Railroad News

Locomotive Engineers’ Group Informs NTSB on Important Safety Concerns

(Washington, D.C. – March 1, 2013)

Top Brotherhood of Locomotive Engineers and Trainmen leaders took advantage of a rare opportunity to inform members of the National Transportation Safety Board on safety concerns in the light of continual technological additions intended mainly to increase production while decreasing the number of railroad employees necessary to operate a train.

The opportunity came during a two day series of NTSB hearings and training sessions in the nation’s capital to which the labor leaders were invited and whose safety input was requested. One of the subjects of the NTSB’s agenda was the release of the most recent findings in regard to the 2012 head-on collision near Goodwell, OK, which cost the lives of three Union Pacific employees, two of them BLET members and one of those the president of BLET Division 592 in Dalhart, TX. The NTSB found that the eastbound train passed red “stop” signals before the tragic accident.

“The fact is no one comes to work planning on running by a red signal,” remarked BLET National President Dennis R. Pierce. “And no one learns to be a better engineer by spending up to two years unemployed for passing one. Nor does the industry reduce red signal infractions by firing engineers who pass a red signal to send a message to those who have never passed one. Such messages are useless; no one passes a red signal on purpose,” continued Pierce.

The BLET Chief further explained that BLET members are buried in a growing blizzard of electronic devices installed to increase productivity and monitor performance in ways that divert their vigilance from the roadway ahead. “With so many systems to manage, today’s locomotive engineers are routinely put in situations where they are severely challenged to balance all that he or she has to do. Yet, the standard response when things go wrong is to continue to blame the worker by punishing the person, instead of fully investigating the root causes of events in this complex operating environment, then adjusting systems and procedures to reduce risk,” Pierce stated.

Among the participants on three panels that testified before the NTSB during the two-day proceedings was BLET Vice President S. J. Bruno, who cast considerable suspicion upon the railroad industry’s growing use of “Distributive Power” in operating mega-trains, with radio-controlled locomotives in mid-train or at the rear of trains – or both! “In actuality, a two-mile-long train with a DP consist in the middle is, functionally, two one-mile-long trains coupled together and operated by a single locomotive engineer,” explained Bruno.

The BLET vice president went on to say that “When first designed and installed, the current fixed signal systems were intended for use for single-train operations, and stopping distances were calculated on this basis, with an added margin for less than optimal braking performance. In many places that added margin is approaching or has reached its limitations for today’s train weights and DP train operations. Increased stopping distance requires increased warning distances to maintain the existing level of safety.”

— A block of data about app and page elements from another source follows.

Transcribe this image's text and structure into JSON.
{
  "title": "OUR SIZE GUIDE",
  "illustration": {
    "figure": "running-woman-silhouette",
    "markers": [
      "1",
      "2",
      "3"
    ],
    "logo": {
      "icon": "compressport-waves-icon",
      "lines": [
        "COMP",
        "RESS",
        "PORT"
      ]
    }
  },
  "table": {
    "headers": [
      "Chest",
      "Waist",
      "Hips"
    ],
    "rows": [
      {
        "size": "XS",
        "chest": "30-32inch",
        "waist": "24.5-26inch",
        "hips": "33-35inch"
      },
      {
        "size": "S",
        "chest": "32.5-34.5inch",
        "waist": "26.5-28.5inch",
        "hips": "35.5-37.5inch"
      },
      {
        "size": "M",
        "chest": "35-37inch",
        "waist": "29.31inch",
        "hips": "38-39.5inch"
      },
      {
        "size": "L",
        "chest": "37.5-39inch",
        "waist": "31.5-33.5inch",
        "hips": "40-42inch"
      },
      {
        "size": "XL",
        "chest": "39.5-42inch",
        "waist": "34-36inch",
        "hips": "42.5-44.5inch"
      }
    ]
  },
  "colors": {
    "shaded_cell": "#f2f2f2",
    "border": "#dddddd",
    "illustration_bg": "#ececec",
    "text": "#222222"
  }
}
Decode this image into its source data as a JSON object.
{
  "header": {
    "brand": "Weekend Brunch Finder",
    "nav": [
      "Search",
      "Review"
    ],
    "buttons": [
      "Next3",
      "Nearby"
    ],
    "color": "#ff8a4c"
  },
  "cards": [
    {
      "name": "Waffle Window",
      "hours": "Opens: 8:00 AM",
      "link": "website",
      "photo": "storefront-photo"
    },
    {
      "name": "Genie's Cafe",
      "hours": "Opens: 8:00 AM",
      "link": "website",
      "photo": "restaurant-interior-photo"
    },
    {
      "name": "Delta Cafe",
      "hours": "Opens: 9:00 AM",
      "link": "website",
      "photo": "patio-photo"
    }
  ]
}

Bruno went on to chastise rail operations and corporate management for what he called “resisting, watering down and lobbying against implementing PTC (Positive Train Control) technology,” urging the NTSB to stand firm in its fight to initiate PTC this year, if not the 2015 governmental-mandated date in the Federal Railway Safety Act. The NTSB also showed that, had the satellite-based override of lack of human action PTC technology been in place and operational, the 2012 Oklahoma Panhandle triple tragedy might well have been prevented.